**Work to complete**
Using the material below, copy every line where "modified" appears.
* * *
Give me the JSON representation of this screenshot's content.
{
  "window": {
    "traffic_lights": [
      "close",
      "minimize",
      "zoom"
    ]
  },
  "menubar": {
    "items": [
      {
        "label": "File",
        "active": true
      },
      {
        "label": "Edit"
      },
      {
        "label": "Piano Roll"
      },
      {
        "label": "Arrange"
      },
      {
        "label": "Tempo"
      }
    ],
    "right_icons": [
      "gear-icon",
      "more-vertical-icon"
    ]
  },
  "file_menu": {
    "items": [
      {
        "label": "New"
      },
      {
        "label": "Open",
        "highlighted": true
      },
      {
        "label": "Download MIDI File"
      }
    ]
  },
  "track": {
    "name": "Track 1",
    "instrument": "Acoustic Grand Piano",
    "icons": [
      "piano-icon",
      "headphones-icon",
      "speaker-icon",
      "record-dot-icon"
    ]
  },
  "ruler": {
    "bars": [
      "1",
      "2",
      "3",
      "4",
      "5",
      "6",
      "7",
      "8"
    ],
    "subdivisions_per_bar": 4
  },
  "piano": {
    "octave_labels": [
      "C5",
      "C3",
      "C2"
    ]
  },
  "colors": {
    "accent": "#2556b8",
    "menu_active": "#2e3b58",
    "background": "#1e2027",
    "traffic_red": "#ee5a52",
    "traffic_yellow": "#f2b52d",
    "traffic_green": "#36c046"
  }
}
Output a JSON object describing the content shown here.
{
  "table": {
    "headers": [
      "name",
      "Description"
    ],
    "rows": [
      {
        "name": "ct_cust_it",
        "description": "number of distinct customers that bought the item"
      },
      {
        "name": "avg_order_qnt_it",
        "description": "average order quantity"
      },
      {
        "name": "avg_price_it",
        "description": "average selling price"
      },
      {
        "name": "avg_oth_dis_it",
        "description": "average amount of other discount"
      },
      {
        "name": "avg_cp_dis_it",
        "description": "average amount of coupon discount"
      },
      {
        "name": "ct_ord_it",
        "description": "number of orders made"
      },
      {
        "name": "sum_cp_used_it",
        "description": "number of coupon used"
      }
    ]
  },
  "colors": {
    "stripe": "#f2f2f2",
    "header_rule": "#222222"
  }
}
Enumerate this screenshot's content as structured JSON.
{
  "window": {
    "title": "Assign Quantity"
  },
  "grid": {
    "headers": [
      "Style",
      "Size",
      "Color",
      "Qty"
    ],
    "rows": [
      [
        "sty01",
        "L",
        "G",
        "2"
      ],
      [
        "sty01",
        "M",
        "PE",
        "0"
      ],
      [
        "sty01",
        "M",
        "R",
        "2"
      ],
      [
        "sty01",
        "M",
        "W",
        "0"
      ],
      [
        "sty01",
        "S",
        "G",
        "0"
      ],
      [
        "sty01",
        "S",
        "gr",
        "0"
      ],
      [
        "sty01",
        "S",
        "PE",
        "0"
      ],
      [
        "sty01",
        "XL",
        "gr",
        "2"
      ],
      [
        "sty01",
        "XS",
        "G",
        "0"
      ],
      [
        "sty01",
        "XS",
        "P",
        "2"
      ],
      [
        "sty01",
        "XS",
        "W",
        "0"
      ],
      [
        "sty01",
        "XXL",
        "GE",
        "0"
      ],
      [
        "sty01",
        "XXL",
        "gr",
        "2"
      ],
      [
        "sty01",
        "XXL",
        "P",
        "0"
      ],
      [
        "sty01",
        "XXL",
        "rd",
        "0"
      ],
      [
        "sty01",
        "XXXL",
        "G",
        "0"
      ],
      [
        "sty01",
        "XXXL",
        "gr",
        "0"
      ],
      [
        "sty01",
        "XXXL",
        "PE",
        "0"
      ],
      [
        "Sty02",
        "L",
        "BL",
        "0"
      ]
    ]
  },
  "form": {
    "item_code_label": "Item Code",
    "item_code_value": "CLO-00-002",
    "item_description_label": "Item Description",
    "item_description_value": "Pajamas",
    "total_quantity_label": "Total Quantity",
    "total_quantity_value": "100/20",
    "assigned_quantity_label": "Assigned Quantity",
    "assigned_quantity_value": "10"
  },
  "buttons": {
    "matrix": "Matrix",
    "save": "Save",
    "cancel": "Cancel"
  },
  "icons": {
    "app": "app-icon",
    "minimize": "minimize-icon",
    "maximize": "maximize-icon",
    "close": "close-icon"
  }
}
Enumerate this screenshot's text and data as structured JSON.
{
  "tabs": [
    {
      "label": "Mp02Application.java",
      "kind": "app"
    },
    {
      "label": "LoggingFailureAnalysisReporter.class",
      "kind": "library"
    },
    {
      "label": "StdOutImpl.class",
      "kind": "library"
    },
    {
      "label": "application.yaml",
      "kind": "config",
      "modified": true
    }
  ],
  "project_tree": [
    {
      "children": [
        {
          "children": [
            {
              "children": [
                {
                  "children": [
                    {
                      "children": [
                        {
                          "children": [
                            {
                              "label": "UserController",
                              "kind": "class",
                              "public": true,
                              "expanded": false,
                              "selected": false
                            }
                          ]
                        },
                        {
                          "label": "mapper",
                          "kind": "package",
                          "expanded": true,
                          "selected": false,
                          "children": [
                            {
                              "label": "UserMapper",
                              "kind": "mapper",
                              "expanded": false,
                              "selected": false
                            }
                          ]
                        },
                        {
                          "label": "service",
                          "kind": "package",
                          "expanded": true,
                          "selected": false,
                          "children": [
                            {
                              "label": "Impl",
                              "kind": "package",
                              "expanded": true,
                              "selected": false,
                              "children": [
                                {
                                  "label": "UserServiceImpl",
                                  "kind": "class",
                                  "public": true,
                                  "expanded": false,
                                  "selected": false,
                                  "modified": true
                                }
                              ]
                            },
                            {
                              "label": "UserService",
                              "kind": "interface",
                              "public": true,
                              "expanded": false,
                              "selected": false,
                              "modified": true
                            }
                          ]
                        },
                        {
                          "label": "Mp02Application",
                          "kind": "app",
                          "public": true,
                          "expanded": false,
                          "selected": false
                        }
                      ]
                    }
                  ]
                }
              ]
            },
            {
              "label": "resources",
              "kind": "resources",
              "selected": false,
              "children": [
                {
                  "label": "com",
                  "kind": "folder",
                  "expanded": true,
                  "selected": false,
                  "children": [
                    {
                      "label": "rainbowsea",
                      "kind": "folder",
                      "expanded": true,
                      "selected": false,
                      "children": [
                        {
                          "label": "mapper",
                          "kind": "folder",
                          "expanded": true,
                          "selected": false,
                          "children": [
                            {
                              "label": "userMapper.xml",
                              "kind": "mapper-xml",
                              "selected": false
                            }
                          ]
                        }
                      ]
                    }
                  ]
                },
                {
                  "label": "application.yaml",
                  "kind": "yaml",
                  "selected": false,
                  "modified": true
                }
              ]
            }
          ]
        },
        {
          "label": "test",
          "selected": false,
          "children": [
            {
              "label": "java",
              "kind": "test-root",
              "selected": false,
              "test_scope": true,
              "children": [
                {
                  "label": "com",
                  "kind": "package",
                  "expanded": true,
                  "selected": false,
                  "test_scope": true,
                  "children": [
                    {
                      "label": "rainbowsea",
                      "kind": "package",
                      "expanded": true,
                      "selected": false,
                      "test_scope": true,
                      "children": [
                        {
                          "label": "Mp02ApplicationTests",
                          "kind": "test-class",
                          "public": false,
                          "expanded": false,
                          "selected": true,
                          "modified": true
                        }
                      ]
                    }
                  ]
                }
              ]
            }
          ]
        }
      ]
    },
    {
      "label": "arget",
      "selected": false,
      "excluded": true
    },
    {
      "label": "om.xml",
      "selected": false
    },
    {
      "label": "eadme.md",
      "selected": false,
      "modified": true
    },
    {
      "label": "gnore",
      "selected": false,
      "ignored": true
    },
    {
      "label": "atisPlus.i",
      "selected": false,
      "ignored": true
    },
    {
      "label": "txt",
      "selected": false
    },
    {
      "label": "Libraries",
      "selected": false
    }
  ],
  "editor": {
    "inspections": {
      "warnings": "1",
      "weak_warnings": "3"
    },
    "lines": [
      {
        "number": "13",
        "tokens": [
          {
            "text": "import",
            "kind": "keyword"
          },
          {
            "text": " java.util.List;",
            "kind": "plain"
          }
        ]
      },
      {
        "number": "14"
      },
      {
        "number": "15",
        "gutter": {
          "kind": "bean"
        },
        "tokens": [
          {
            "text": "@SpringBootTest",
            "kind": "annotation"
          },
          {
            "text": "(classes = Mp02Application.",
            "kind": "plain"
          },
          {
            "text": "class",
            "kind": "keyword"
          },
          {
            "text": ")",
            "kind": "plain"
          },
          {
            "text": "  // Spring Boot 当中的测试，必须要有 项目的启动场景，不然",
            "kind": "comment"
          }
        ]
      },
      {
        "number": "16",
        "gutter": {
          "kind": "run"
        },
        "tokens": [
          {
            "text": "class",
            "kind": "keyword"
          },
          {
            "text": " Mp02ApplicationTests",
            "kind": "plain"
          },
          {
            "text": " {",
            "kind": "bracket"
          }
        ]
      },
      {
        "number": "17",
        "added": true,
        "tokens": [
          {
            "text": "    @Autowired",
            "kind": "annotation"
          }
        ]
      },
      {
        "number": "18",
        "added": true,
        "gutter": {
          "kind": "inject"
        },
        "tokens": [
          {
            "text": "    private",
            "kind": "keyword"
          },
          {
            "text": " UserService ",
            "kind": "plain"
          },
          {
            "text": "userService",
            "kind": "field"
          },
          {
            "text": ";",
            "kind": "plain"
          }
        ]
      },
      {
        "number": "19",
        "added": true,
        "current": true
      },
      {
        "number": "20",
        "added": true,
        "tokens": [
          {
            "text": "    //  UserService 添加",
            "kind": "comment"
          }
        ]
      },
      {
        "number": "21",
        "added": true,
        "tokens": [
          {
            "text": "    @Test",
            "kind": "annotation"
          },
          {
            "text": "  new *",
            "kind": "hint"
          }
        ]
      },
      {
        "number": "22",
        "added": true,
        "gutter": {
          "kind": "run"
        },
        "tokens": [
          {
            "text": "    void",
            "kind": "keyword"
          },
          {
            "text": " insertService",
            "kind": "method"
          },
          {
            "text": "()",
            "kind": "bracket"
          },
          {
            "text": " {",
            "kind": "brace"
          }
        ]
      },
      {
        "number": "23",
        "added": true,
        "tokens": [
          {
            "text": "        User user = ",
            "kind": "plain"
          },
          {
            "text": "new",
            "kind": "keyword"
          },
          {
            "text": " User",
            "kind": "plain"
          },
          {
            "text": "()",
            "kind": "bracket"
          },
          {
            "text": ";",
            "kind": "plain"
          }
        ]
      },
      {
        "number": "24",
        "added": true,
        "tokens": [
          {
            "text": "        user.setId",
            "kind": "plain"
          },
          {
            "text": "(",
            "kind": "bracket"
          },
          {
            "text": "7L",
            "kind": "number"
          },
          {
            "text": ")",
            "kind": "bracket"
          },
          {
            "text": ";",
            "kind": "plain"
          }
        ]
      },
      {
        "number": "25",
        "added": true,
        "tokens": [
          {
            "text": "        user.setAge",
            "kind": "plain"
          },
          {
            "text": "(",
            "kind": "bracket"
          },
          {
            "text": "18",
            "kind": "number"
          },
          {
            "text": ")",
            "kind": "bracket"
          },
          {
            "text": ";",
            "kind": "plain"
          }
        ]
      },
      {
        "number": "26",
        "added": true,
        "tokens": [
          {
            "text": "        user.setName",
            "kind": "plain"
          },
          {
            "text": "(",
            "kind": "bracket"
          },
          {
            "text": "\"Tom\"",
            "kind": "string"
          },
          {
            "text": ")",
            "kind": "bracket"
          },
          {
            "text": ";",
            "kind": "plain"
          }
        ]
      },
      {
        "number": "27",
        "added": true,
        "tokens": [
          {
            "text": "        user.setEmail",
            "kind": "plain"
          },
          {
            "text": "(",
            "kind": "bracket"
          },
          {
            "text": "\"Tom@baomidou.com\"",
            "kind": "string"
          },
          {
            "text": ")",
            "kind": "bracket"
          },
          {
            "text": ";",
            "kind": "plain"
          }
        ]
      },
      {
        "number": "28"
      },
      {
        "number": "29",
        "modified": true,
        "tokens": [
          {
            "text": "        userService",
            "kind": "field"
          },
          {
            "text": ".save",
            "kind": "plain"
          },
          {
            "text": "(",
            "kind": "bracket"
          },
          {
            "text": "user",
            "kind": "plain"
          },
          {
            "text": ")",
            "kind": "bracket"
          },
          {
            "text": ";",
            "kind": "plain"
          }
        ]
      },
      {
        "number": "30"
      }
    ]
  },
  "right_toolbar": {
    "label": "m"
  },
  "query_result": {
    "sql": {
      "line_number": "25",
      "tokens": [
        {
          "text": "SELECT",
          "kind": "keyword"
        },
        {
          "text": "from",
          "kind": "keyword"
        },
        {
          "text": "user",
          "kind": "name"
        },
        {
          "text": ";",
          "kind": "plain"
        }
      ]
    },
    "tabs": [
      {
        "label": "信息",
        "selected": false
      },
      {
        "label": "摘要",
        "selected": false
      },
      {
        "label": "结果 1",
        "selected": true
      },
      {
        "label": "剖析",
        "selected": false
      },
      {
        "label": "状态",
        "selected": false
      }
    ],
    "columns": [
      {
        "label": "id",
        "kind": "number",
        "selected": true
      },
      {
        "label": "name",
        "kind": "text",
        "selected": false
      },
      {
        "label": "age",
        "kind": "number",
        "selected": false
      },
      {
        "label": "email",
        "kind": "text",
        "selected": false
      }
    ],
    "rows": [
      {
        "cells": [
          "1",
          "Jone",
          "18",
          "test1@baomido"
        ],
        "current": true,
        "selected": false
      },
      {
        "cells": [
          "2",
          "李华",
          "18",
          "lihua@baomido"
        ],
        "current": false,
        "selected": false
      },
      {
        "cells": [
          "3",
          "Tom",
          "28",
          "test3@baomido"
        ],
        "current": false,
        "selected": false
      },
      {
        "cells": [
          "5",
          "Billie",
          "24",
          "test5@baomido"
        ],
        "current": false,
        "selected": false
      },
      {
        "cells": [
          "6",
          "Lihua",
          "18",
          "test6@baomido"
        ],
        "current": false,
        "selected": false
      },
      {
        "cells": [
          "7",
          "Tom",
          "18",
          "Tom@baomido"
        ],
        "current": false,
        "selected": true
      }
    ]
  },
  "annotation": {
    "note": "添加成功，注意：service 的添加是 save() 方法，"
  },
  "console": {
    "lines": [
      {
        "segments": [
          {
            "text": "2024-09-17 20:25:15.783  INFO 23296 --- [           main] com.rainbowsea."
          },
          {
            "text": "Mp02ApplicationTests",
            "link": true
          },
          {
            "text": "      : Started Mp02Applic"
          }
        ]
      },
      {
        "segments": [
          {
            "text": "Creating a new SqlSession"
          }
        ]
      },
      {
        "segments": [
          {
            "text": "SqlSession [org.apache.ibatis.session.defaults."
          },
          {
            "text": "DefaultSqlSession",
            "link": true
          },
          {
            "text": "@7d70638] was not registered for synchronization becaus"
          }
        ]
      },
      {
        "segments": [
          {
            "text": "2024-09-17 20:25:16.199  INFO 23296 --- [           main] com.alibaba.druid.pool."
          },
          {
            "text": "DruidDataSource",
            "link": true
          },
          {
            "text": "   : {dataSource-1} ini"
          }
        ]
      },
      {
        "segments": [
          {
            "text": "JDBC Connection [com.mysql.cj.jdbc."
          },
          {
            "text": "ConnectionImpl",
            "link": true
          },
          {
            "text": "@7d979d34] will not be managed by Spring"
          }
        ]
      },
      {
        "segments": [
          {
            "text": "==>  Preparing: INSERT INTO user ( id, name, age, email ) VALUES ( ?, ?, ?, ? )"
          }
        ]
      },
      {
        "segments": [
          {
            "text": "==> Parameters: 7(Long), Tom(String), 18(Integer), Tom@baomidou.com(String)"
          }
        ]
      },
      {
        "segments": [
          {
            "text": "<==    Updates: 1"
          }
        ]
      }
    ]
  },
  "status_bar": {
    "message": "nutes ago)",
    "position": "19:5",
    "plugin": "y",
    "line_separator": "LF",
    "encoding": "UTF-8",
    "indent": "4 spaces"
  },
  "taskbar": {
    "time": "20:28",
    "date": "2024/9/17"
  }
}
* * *
**Task result**
      "modified": true
                                  "modified": true
                              "modified": true
                  "modified": true
                          "modified": true
      "modified": true
        "modified": true,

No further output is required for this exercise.